08/12/2004 11:00PM

At last, respect on the way for Devil His Due


LEXINGTON, Ky. - When Roses in May won the Whitney Stakes at Saratoga, he became the first Grade 1 winner for his sire, Devil His Due. Before this weekend, the reflected glory of Grade 1 success had eluded Devil His Due since his retirement. A winner of 11 races and more than $3.9 million, Devil His Due was a Grade 1 specialist as a racer, winning five and running in the money in 11 other Grade 1 stakes.

Before Roses in May, the best runner sired by Devil His Due was the high-class filly She's a Devil Due, who won the Alcibiades at Keeneland and then ran third in the Grade 1 Breeders' Cup Juvenile Fillies.

The sire of nearly two dozen stakes winners, Devil His Due has climbed to national prominence as a sire because of the soundness and athleticism of his runners. And winners at the track bring breeders to the stallion.

Ken Ramsey, owner of Roses in May, said, "We bred seven mares to Devil His Due this year based on the fact that Roses in May was looking like such a good horse, that Ten Cents a Shine [also by Devil His Due] was our Derby horse last year, and that we'd had a couple other really useful racehorses by him."

Ramsey also appreciates value. Devil His Due stands at Margaux Farm for $7,500 live foal, which makes him one of the more attractively priced leading sires. Lucy Clare, who handles the research at Margaux, said Devil His Due "currently ranks 18th on the general sire list and has the lowest stud fee for any Kentucky stallion in that group."

Despite the stallion's race record, Devil His Due has a reputation as breeding's Rodney Dangerfield, and that lack of respect has had an effect on the horse's reception at the sales. Also, Steve Johnson, president of Margaux, said: "Historically, the Hail to Reason line has not been a very popular line. Look at the reception of Sunday Silence, Southern Halo, or Halo himself. Initially, Saint Ballado wasn't popular, but he kind of turned it around."

Although there has been a certain market resistance to him, Devil His Due's positive qualities attract some breeders.
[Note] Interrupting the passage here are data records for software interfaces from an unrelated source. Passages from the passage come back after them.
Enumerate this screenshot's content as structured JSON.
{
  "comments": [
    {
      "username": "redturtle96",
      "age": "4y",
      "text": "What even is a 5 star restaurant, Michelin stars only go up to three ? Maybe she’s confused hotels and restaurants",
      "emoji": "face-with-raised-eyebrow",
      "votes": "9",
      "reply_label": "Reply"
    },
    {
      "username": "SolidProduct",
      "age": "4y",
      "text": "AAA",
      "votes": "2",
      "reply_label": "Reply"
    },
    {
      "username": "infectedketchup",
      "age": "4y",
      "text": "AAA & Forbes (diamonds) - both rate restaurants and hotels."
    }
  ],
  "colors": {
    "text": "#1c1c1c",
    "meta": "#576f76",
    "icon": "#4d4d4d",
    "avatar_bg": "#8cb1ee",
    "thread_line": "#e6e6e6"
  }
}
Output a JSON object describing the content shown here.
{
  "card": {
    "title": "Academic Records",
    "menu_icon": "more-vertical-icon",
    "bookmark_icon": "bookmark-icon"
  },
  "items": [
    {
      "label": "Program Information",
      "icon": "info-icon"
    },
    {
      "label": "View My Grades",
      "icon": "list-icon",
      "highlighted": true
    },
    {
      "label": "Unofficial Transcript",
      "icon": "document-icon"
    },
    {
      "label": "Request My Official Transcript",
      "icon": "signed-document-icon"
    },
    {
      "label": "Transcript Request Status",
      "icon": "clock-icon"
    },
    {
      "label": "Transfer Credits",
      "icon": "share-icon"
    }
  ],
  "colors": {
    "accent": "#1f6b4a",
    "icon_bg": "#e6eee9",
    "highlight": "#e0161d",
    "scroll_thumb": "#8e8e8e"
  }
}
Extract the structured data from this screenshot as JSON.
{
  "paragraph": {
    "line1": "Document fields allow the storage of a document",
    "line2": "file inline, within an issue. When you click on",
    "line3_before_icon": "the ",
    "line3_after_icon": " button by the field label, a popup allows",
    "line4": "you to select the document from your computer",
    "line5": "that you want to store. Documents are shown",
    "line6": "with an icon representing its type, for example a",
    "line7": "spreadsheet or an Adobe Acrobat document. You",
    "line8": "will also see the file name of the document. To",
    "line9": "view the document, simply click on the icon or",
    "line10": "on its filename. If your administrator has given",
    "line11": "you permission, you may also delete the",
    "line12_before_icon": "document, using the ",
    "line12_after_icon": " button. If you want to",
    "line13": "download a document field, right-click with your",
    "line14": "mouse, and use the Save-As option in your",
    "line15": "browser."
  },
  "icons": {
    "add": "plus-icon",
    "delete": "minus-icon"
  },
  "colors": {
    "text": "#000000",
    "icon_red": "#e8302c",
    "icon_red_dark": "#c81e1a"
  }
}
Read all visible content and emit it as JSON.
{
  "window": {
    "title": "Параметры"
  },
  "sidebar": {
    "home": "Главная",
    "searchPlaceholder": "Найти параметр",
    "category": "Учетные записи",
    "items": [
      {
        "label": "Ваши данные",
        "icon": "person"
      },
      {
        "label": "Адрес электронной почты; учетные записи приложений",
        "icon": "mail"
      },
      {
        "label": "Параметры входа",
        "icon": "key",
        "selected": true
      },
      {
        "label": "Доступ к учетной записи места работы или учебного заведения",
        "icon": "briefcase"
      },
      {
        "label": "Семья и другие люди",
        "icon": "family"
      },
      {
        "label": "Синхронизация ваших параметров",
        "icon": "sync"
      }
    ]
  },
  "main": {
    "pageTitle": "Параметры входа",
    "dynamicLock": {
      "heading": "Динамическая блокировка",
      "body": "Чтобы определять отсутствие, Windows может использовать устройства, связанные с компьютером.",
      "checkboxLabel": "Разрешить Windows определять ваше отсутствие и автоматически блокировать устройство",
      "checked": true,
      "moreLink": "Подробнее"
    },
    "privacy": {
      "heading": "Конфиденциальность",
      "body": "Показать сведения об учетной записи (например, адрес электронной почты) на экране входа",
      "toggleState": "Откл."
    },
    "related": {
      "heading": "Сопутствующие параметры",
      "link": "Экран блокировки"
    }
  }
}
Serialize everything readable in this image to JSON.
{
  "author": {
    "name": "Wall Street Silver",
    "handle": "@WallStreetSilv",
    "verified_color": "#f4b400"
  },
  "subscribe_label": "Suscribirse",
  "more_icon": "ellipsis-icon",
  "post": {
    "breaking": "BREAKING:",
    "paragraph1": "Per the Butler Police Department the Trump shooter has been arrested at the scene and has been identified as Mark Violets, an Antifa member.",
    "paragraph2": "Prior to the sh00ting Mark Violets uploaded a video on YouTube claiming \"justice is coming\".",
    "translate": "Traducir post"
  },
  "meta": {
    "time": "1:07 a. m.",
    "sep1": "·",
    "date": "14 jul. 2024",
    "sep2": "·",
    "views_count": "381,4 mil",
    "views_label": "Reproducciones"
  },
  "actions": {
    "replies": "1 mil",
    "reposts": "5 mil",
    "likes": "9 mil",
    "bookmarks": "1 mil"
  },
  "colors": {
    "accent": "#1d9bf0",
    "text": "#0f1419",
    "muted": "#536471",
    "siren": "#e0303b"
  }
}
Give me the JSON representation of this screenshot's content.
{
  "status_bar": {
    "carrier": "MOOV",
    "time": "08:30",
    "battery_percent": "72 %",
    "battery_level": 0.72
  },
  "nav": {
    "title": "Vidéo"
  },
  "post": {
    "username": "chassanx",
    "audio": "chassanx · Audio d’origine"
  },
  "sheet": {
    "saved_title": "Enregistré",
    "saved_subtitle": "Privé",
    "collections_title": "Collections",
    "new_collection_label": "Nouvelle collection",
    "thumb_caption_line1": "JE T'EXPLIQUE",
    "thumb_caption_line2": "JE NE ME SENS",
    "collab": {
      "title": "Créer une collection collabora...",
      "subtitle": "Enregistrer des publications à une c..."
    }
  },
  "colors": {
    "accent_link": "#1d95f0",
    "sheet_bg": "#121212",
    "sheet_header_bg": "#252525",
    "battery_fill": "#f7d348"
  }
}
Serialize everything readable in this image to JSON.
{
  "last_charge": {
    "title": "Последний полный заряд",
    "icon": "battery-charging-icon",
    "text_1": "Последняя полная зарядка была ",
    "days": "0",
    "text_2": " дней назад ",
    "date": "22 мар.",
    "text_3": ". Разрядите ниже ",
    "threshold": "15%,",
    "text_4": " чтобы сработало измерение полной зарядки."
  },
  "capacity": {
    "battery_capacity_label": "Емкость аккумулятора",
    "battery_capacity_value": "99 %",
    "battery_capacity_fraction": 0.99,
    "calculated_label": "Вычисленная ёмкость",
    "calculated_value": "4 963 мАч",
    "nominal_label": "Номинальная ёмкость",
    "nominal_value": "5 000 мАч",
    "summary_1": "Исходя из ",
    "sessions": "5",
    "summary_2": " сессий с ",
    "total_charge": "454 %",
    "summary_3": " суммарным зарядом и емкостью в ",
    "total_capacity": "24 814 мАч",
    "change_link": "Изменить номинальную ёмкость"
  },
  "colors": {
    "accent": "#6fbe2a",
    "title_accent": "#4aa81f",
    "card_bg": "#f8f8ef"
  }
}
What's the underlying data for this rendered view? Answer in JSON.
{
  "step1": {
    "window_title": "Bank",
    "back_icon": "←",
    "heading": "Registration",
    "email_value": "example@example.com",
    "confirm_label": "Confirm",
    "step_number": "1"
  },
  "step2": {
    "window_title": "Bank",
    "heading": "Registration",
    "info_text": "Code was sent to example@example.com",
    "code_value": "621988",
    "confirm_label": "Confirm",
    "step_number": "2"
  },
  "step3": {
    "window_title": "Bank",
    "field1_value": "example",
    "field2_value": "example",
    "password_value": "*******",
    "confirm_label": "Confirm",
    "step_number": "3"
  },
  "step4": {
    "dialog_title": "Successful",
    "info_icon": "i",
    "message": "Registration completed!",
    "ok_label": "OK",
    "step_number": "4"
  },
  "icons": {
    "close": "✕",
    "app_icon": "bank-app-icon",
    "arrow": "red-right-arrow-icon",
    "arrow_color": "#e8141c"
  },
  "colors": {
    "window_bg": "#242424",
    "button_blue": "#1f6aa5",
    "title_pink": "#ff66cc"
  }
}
Johnson and his associates have managed to breed him to "more than a hundred mares every year," he said.

"Ken Ramsey has recognized the benefits of this horse for a long time," Johnson said. "He bred mares to the horse this year, has bought yearlings by him, claimed a few also."

And now Ramsey said he has "probably the best horse I've ever had in Roses in May, and he was the best-looking horse I'd ever had before that. I've got four other horses aiming for the Breeders' Cup, but none of them looks like this horse. My Cup runneth over."

In fact, Roses in May was so good looking that he turned the head of trainer Allen Jerkens, who trained Devil His Due.

"We had Roses in May on the track down at Gulfstream last year, and the Chief [Jerkens] was sitting on his pony," said Ramsey. "The Chief asked the assistant who that colt was by, and when they told him, the Chief said, 'That's the best-looking Devil His Due I've ever seen.'

"Now he's the first Grade 1 winner for Devil His Due. It's not the most fashionable pedigree for a stallion, but this horse can run and can set the pace. He might make me a nice stallion, because he does have that early speed."

Owner of Ramsey Farm in Kentucky, Ramsey and his wife, Sarah, breed and race a sizable stable. They also have stood stallions on their farm, supporting them with their own mares and trying to make a sire.

But that is only a possibility for the future. Now, there is plenty of racing opportunity for Roses in May.

"The Breeders' Cup Classic is the ultimate goal," Ramsey said. "The Kentucky Cup Classic would give us beautiful spacing between the races, or we could go for the Jockey Club Gold Cup. And the same weekend, there's the Hawthorne Gold Cup at a mile and a quarter."

Unlike many of the horses Ramsey races, Roses in May isn't a homebred. Instead, Ramsey bought Roses in May at the Ocala Breeders' Sales Company's April sale of 2-year-olds in training and then sent him to Todd Pletcher as a 2-year-old.

The sales price of $115,000 was the highest for a juvenile by Devil His Due in 2002, although the price was not especially high for a promising 2-year-old.

"We try to get the athlete," said Ramsey. "We don't get the first-round draft choices. The most expensive horse we bought that year was Roses in May."

Looks like he may also be the best.